STEM careers (Science, Technology, Engineering, and Math) aren't what you think. Many take place outside of the laboratories, classrooms, and cubicles typically associated with the field. They’ll keep you on your feet (or treading water) most days. Here are a few likely to pique your interest.


Bioenergy engineers are focused on creating a cleaner, greener future by harnessing the power of living organisms. In some cases, that means taking waste—which might otherwise stick around landfills for decades—and converting it into renewable energy. These plants, often designed and operated by bio- or other kinds of environmental engineers, take in waste. When heated, the waste’s organic matter is converted into gas, which fuels a combustion engine to produce electricity.


Nanotechnology experts work across scientific disciplines—and industries—to manipulate materials at the molecular or atomic level. The applications for nanotechnology are practically endless, from fabrics with stain-resistant weaves, to targeted drug therapy for patients facing life-threatening illnesses. One thing nanotech experts have in common? Excellent job prospects. According to forecasters, the value of products that use nanotechnology is expected to reach approximately $1 trillion—or 5 percent of the United States’ GDP—by 2020.


An important part of treating cancer, heart disease, and other illnesses is the ability to track their progress within the body. Nuclear medicine technologists play a key role here, injecting radioactive dyes that map out a disease’s progress (or lack thereof).


This specialty field focuses on how work environments impact employees, from recruitment practices to management philosophies. Industrial psychologists also address that eternal question, “What’s the best way to improve employee morale?” With more companies focusing on employee retention and wellness, industrial psychology is a burgeoning field with high employment rates.


Behind every wow-worthy chip and fruit drink you’ve tried, there’s a flavor technologist meticulously working away. Combining high-level chemistry and biology, these scientists utilize natural and artificial ingredients to craft the flavors that tickle consumers’ taste buds. And the work’s not confined to the laboratory: Technologists often take field trips to study herbs, extracts, and other raw flavors in their natural habitat.


History’s treasures aren't just buried beneath dry land. They’re also hidden at the bottom of lakes and rivers, and covered by rising oceans. That’s where underwater archaeologists come in, working for government agencies, research universities and in the private sector. In addition to the thrill of exploring shipwrecks and other unique finds, underwater archaeologists get to use some pretty high-tech gadgets, like nuclear-resonance magnometers and side-scan sonars.
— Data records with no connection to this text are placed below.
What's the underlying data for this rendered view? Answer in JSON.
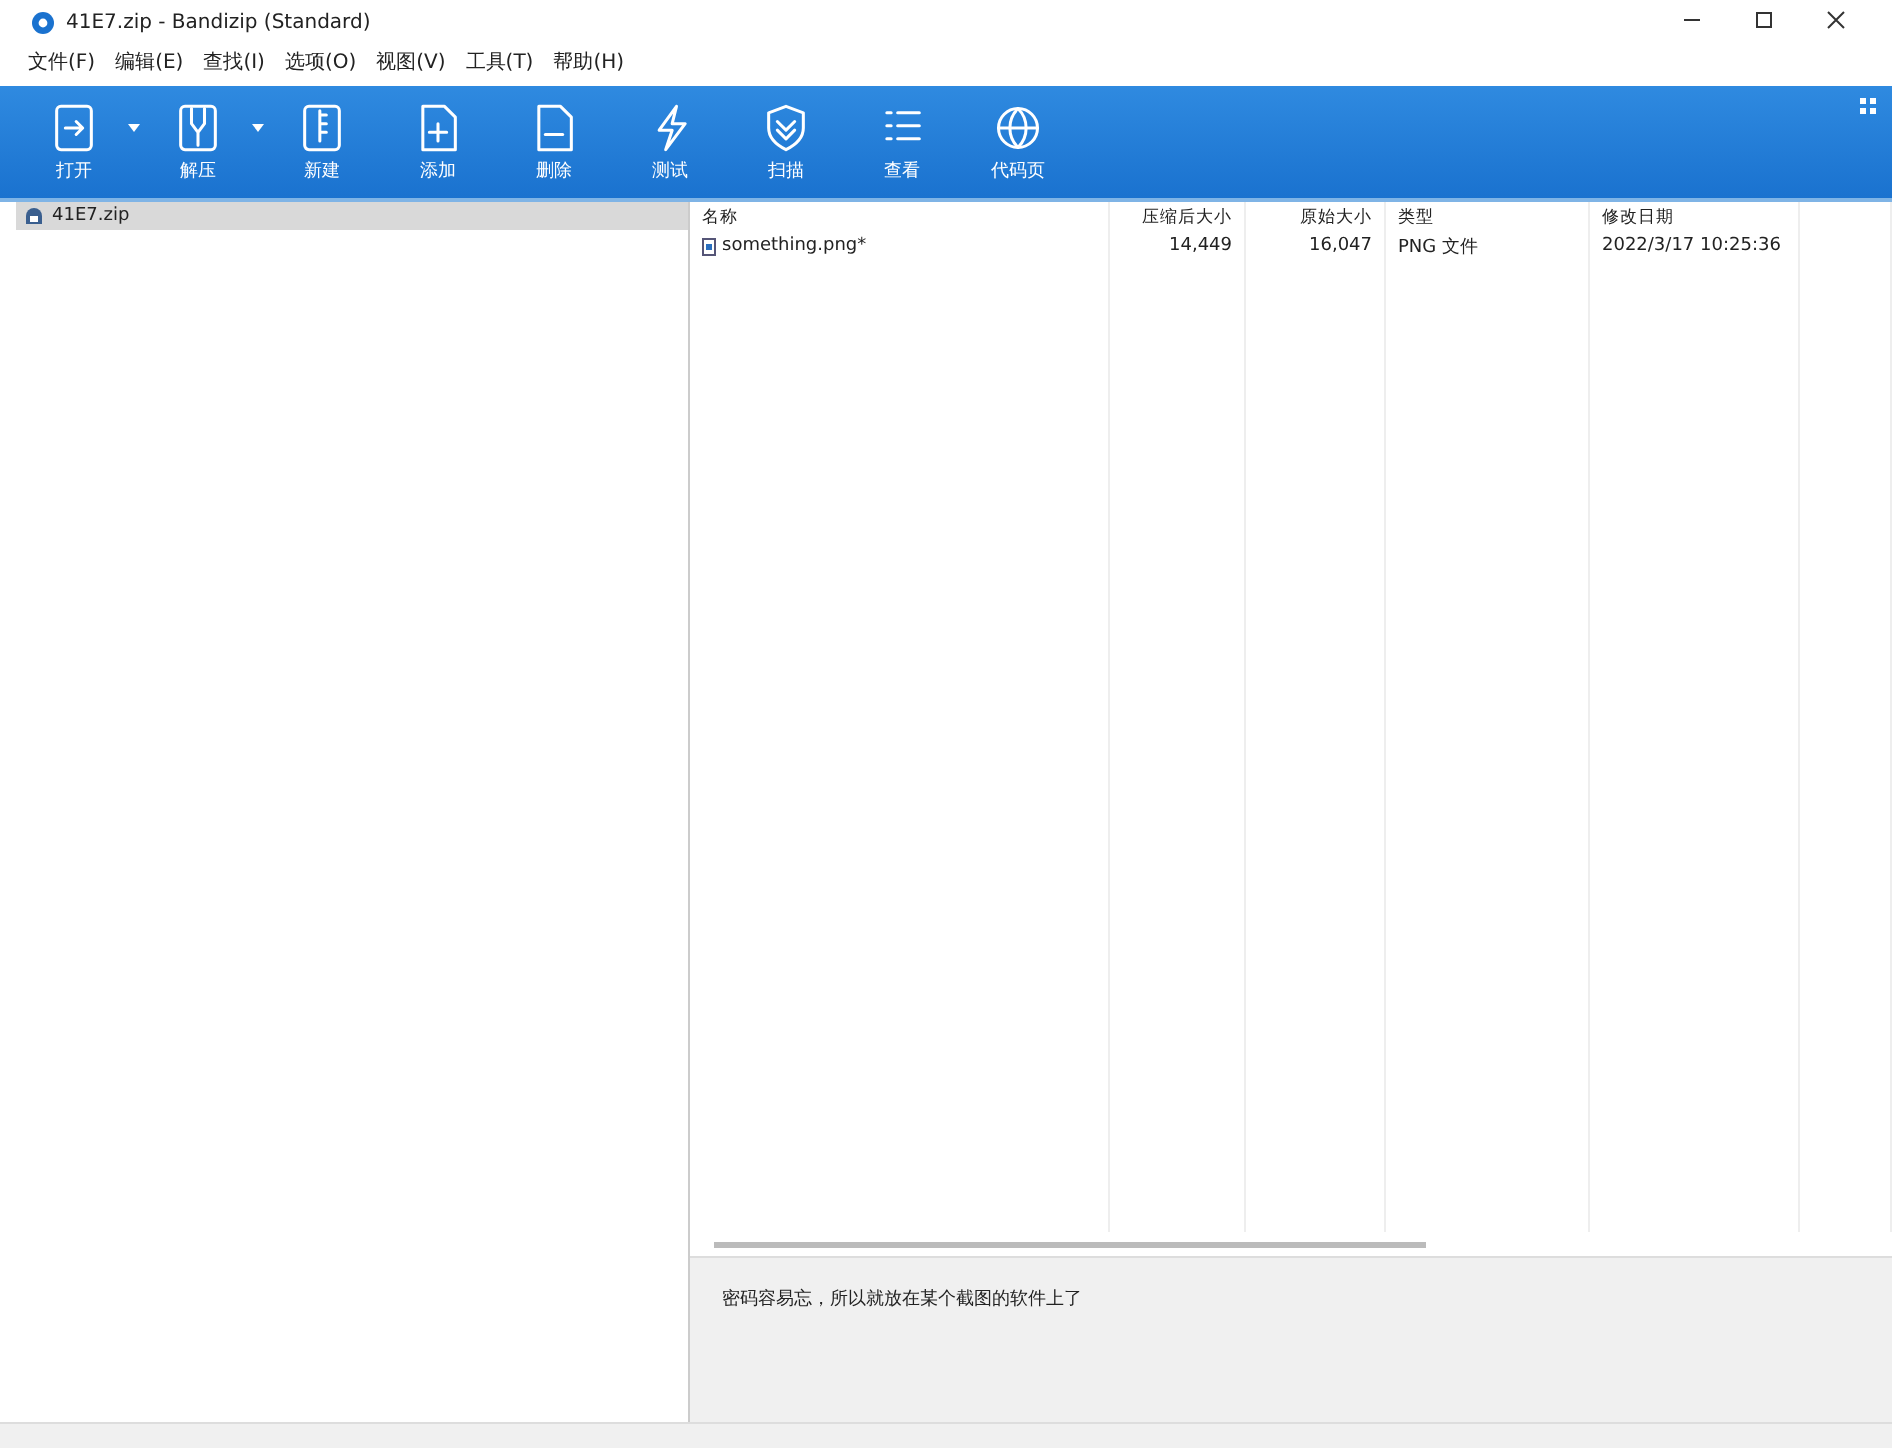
{
  "window": {
    "title": "41E7.zip - Bandizip (Standard)"
  },
  "menu": [
    "文件(F)",
    "编辑(E)",
    "查找(I)",
    "选项(O)",
    "视图(V)",
    "工具(T)",
    "帮助(H)"
  ],
  "toolbar": [
    {
      "kind": "open",
      "label": "打开",
      "dropdown": true
    },
    {
      "kind": "extract",
      "label": "解压",
      "dropdown": true
    },
    {
      "kind": "new",
      "label": "新建",
      "dropdown": false
    },
    {
      "kind": "add",
      "label": "添加",
      "dropdown": false
    },
    {
      "kind": "delete",
      "label": "删除",
      "dropdown": false
    },
    {
      "kind": "test",
      "label": "测试",
      "dropdown": false
    },
    {
      "kind": "scan",
      "label": "扫描",
      "dropdown": false
    },
    {
      "kind": "view",
      "label": "查看",
      "dropdown": false
    },
    {
      "kind": "codepage",
      "label": "代码页",
      "dropdown": false
    }
  ],
  "tree": [
    {
      "label": "41E7.zip",
      "selected": true
    }
  ],
  "table": {
    "columns": [
      "名称",
      "压缩后大小",
      "原始大小",
      "类型",
      "修改日期"
    ],
    "rows": [
      {
        "name": "something.png*",
        "compressed": "14,449",
        "original": "16,047",
        "type": "PNG 文件",
        "modified": "2022/3/17 10:25:36"
      }
    ]
  },
  "comment": "密码容易忘，所以就放在某个截图的软件上了"
}
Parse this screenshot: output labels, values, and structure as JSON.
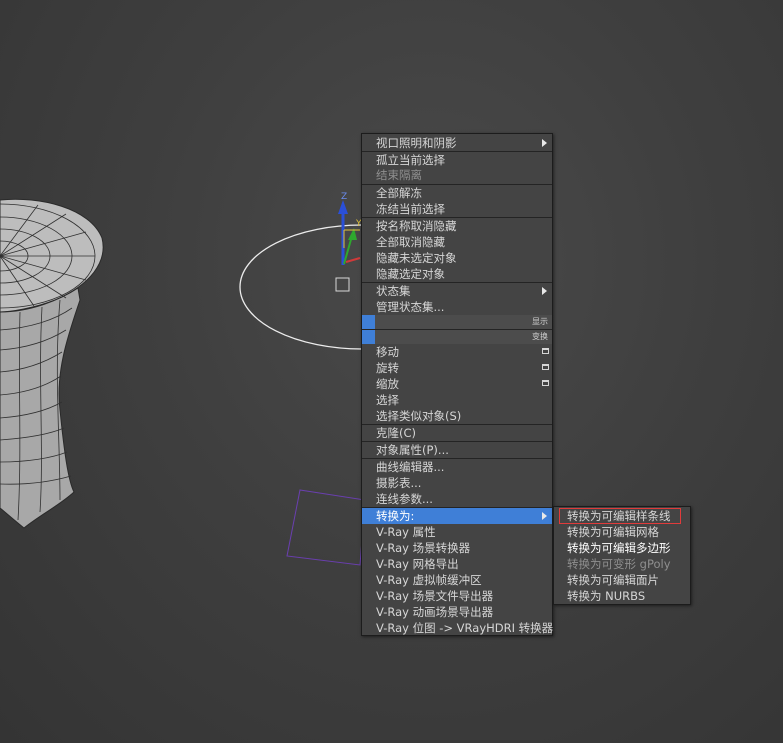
{
  "quad_menu": {
    "items": [
      {
        "label": "视口照明和阴影",
        "submenu": true
      },
      {
        "label": "孤立当前选择"
      },
      {
        "label": "结束隔离",
        "disabled": true
      },
      {
        "label": "全部解冻"
      },
      {
        "label": "冻结当前选择"
      },
      {
        "label": "按名称取消隐藏"
      },
      {
        "label": "全部取消隐藏"
      },
      {
        "label": "隐藏未选定对象"
      },
      {
        "label": "隐藏选定对象"
      },
      {
        "label": "状态集",
        "submenu": true
      },
      {
        "label": "管理状态集..."
      },
      {
        "label": "移动",
        "options": true
      },
      {
        "label": "旋转",
        "options": true
      },
      {
        "label": "缩放",
        "options": true
      },
      {
        "label": "选择"
      },
      {
        "label": "选择类似对象(S)"
      },
      {
        "label": "克隆(C)"
      },
      {
        "label": "对象属性(P)..."
      },
      {
        "label": "曲线编辑器..."
      },
      {
        "label": "摄影表..."
      },
      {
        "label": "连线参数..."
      },
      {
        "label": "转换为:",
        "submenu": true,
        "selected": true
      },
      {
        "label": "V-Ray 属性"
      },
      {
        "label": "V-Ray 场景转换器"
      },
      {
        "label": "V-Ray 网格导出"
      },
      {
        "label": "V-Ray 虚拟帧缓冲区"
      },
      {
        "label": "V-Ray 场景文件导出器"
      },
      {
        "label": "V-Ray 动画场景导出器"
      },
      {
        "label": "V-Ray 位图 -> VRayHDRI 转换器"
      }
    ],
    "quadrant_labels": {
      "display": "显示",
      "transform": "变换"
    }
  },
  "convert_submenu": {
    "items": [
      {
        "label": "转换为可编辑样条线",
        "highlighted": true
      },
      {
        "label": "转换为可编辑网格"
      },
      {
        "label": "转换为可编辑多边形"
      },
      {
        "label": "转换为可变形 gPoly",
        "disabled": true
      },
      {
        "label": "转换为可编辑面片"
      },
      {
        "label": "转换为 NURBS"
      }
    ]
  },
  "gizmo": {
    "axis_z": "Z",
    "axis_y": "Y"
  },
  "colors": {
    "viewport_bg": "#3f3f3f",
    "menu_bg": "#444444",
    "selection_blue": "#3f7fd7",
    "highlight_red": "#e03b3b",
    "circle_white": "#ececec",
    "plane_purple": "#6a3fb0"
  }
}
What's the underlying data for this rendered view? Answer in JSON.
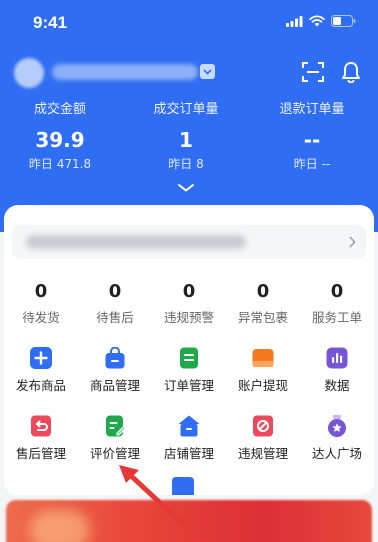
{
  "status_bar": {
    "time": "9:41"
  },
  "header": {
    "shop_name_hidden": true
  },
  "stats": [
    {
      "label": "成交金额",
      "value": "39.9",
      "yesterday": "昨日 471.8"
    },
    {
      "label": "成交订单量",
      "value": "1",
      "yesterday": "昨日 8"
    },
    {
      "label": "退款订单量",
      "value": "--",
      "yesterday": "昨日 --"
    }
  ],
  "order_counts": [
    {
      "value": "0",
      "label": "待发货"
    },
    {
      "value": "0",
      "label": "待售后"
    },
    {
      "value": "0",
      "label": "违规预警"
    },
    {
      "value": "0",
      "label": "异常包裹"
    },
    {
      "value": "0",
      "label": "服务工单"
    }
  ],
  "tools": [
    {
      "label": "发布商品",
      "icon": "plus-icon",
      "color": "#2f6df3"
    },
    {
      "label": "商品管理",
      "icon": "shopping-bag-icon",
      "color": "#2f6df3"
    },
    {
      "label": "订单管理",
      "icon": "order-list-icon",
      "color": "#20a84a"
    },
    {
      "label": "账户提现",
      "icon": "wallet-icon",
      "color": "#f47a1f"
    },
    {
      "label": "数据",
      "icon": "bar-chart-icon",
      "color": "#7656d6"
    },
    {
      "label": "售后管理",
      "icon": "return-icon",
      "color": "#ec4a5b"
    },
    {
      "label": "评价管理",
      "icon": "review-edit-icon",
      "color": "#20a84a"
    },
    {
      "label": "店铺管理",
      "icon": "store-icon",
      "color": "#2f6df3"
    },
    {
      "label": "违规管理",
      "icon": "forbidden-icon",
      "color": "#ec4a5b"
    },
    {
      "label": "达人广场",
      "icon": "star-medal-icon",
      "color": "#7656d6"
    }
  ],
  "colors": {
    "primary": "#2f6df3",
    "annotation_arrow": "#e53935"
  }
}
There are still a ton of unknowns when it comes to the cosmos—including what effects space travel may have on the human body. To that end, NASA has a team of biostatisticians on hand, dedicated to studying how low- and no-gravity environments during far-flung missions affect human physiology—and figuring out the best ways to protect astronauts from harm.


Nope—that isn't an oxymoron. Ethical hackers are highly skilled (and often officially certified) computer scientists and programmers hired by financial institutions, government agencies, and major corporations to identify vulnerabilities in a network’s security system. That means anticipating—and finding fixes for—all the different ways potential criminals might be able to gain access to an organization’s digitized information.